[Page and application data records]
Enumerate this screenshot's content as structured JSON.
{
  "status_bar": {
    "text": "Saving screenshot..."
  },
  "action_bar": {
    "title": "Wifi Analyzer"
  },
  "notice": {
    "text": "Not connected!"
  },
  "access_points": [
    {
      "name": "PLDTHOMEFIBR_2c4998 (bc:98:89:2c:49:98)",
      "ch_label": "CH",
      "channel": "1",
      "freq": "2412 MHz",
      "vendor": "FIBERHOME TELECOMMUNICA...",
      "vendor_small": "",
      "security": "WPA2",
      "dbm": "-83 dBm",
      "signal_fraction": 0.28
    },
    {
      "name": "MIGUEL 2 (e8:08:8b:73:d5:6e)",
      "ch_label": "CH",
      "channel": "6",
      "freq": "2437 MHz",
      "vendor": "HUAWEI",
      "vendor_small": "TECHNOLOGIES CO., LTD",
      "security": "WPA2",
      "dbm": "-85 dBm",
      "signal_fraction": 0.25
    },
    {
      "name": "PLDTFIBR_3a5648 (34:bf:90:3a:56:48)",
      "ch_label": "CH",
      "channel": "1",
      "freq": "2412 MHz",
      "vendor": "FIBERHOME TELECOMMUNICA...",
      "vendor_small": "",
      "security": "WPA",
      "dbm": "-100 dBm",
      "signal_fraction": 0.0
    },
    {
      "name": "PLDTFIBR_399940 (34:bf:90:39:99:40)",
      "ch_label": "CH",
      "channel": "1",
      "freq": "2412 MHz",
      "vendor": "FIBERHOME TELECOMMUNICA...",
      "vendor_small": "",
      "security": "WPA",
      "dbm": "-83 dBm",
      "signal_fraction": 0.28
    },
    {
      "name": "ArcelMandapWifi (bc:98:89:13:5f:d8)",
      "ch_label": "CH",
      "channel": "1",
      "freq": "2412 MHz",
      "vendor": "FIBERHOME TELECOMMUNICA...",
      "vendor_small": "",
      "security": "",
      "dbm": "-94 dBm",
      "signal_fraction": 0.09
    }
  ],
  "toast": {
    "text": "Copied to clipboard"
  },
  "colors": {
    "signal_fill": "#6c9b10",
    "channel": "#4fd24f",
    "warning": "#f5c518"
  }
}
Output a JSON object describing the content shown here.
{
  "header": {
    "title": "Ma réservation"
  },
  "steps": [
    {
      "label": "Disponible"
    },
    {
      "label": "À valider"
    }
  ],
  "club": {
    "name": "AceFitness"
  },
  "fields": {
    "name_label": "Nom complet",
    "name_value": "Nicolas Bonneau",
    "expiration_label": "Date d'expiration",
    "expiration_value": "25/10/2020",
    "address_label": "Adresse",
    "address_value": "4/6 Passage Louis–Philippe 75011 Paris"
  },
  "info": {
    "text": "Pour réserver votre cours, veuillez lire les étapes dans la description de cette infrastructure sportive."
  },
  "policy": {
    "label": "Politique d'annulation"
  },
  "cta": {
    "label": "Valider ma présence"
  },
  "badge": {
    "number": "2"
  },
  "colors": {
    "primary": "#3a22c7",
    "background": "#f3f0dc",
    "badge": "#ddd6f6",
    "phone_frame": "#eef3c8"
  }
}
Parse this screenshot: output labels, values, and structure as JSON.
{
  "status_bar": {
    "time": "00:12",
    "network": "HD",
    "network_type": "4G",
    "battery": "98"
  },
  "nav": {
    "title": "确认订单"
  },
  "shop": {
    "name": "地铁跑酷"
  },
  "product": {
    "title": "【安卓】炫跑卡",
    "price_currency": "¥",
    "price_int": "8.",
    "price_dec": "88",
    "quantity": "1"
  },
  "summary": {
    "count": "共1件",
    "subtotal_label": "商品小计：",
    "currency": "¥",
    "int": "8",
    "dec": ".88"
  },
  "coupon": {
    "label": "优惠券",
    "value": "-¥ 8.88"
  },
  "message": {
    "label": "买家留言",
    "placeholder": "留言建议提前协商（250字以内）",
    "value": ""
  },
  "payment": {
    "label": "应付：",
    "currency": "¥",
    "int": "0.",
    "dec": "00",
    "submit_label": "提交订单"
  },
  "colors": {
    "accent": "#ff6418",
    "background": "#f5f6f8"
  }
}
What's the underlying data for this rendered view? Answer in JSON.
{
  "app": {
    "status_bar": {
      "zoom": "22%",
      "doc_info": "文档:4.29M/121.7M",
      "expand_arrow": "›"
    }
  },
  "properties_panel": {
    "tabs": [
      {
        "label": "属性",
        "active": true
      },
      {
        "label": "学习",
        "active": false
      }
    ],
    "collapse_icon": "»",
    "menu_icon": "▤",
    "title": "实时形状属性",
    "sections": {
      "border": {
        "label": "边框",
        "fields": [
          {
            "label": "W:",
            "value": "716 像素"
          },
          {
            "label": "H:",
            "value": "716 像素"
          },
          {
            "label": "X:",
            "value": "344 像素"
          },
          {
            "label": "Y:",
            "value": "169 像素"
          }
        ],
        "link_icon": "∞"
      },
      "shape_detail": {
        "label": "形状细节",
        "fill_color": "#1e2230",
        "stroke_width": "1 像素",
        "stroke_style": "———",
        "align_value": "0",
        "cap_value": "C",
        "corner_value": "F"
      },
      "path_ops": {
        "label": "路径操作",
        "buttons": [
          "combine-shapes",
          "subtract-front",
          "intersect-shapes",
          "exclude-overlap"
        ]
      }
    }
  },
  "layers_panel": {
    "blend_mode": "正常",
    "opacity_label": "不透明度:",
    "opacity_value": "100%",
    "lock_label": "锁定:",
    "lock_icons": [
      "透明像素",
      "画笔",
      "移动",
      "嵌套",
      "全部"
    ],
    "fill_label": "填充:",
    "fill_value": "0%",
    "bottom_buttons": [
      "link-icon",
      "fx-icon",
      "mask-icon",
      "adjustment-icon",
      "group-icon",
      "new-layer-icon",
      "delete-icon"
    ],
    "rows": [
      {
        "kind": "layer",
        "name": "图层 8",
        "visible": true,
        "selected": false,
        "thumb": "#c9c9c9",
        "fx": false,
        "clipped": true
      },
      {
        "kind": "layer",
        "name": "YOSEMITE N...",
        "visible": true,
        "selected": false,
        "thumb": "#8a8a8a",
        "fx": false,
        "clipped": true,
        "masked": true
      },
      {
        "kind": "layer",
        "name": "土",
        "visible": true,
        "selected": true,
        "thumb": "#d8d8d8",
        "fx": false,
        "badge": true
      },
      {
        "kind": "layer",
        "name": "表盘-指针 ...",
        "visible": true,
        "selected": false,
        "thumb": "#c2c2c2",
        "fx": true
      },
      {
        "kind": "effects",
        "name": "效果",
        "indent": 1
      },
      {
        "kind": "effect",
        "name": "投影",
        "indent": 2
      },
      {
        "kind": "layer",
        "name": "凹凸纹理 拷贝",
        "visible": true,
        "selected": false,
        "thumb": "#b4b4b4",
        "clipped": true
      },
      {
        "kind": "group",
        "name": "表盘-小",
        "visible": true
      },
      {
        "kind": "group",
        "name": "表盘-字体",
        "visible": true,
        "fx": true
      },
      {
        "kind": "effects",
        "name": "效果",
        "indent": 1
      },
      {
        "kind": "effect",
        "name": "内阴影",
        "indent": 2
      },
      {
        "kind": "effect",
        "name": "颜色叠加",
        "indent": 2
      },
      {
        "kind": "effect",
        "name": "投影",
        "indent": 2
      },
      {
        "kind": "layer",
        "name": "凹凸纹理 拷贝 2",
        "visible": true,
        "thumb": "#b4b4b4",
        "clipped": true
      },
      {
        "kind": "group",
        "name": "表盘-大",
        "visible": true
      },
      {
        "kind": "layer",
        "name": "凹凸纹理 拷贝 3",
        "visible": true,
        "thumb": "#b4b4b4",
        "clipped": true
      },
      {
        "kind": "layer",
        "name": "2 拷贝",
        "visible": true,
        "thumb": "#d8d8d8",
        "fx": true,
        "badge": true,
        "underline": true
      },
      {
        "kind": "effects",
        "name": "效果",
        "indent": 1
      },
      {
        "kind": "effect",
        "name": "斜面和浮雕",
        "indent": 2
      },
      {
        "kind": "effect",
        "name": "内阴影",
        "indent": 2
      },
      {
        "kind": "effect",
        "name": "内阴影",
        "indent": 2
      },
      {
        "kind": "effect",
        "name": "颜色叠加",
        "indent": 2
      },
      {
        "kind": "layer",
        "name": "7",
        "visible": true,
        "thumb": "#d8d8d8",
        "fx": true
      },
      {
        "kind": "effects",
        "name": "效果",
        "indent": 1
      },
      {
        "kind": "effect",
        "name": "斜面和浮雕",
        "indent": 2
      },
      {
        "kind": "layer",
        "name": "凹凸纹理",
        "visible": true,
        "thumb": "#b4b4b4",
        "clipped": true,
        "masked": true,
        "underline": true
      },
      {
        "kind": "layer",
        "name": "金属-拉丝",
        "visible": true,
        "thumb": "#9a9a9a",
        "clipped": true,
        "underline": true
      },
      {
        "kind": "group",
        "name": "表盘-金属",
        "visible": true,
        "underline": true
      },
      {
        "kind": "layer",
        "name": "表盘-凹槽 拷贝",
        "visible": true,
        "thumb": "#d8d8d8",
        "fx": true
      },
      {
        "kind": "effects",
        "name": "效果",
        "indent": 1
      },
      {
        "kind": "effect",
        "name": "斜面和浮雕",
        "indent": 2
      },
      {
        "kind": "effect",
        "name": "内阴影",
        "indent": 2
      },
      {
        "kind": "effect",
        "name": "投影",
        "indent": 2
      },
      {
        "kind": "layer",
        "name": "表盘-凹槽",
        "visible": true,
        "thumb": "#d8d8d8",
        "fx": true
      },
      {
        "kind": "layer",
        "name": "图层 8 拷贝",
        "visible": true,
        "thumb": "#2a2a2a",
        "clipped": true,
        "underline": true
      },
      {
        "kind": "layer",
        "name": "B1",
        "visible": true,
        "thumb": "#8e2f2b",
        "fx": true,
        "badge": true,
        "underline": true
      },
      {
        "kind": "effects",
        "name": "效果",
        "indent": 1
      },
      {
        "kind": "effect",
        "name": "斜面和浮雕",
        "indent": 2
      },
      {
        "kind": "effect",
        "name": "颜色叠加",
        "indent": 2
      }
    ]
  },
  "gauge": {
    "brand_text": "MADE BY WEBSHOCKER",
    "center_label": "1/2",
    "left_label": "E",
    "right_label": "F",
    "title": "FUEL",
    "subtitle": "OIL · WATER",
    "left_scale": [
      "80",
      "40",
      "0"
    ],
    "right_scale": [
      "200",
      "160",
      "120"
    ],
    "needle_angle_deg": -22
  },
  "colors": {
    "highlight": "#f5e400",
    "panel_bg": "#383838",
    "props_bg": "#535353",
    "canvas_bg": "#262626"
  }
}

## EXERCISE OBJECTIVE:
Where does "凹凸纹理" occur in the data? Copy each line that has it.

## TASK SOLUTION:
        "name": "凹凸纹理 拷贝",
        "name": "凹凸纹理 拷贝 2",
        "name": "凹凸纹理 拷贝 3",
        "name": "凹凸纹理",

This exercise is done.